» THE TASK:
Copy out each line of the entries below in which the string "this" appears.

» DATA EXCERPTS:
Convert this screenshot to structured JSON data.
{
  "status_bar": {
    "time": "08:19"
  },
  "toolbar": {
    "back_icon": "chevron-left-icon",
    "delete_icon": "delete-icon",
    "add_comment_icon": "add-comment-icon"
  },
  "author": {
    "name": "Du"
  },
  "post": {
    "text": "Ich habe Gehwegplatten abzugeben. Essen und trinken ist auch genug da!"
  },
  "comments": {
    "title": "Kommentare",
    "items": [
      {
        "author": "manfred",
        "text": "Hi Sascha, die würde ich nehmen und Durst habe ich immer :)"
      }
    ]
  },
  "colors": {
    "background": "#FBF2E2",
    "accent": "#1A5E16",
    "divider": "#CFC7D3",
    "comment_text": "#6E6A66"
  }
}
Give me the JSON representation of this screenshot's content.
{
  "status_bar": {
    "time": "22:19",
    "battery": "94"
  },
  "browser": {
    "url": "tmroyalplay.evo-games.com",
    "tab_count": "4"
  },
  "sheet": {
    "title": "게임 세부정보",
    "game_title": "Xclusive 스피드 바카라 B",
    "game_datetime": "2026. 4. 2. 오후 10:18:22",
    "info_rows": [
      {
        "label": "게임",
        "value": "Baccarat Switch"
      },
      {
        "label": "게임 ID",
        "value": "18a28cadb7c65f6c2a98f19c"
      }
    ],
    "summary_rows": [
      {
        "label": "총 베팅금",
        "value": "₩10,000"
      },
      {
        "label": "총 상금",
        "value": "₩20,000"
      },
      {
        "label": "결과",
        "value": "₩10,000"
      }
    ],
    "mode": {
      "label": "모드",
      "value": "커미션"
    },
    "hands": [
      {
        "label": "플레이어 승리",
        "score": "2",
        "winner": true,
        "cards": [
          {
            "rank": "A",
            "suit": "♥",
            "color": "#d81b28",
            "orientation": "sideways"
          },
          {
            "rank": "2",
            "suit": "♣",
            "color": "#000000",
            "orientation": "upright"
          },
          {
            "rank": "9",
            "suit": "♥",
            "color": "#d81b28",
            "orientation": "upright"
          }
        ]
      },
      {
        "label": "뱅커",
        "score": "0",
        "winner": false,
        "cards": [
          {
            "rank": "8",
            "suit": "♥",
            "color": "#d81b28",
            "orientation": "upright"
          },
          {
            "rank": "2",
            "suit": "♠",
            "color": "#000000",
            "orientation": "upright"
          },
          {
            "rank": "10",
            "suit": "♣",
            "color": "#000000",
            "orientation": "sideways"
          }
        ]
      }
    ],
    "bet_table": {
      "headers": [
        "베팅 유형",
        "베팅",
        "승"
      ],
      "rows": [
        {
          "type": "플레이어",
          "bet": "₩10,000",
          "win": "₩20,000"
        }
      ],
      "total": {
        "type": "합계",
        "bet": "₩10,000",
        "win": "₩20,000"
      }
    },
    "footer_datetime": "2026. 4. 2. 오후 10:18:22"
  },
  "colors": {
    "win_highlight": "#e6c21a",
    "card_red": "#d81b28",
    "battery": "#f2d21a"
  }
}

» WRITTEN RESPONSE:
Convert this screenshot to structured JSON data.
Give me the JSON representation of this screenshot's content.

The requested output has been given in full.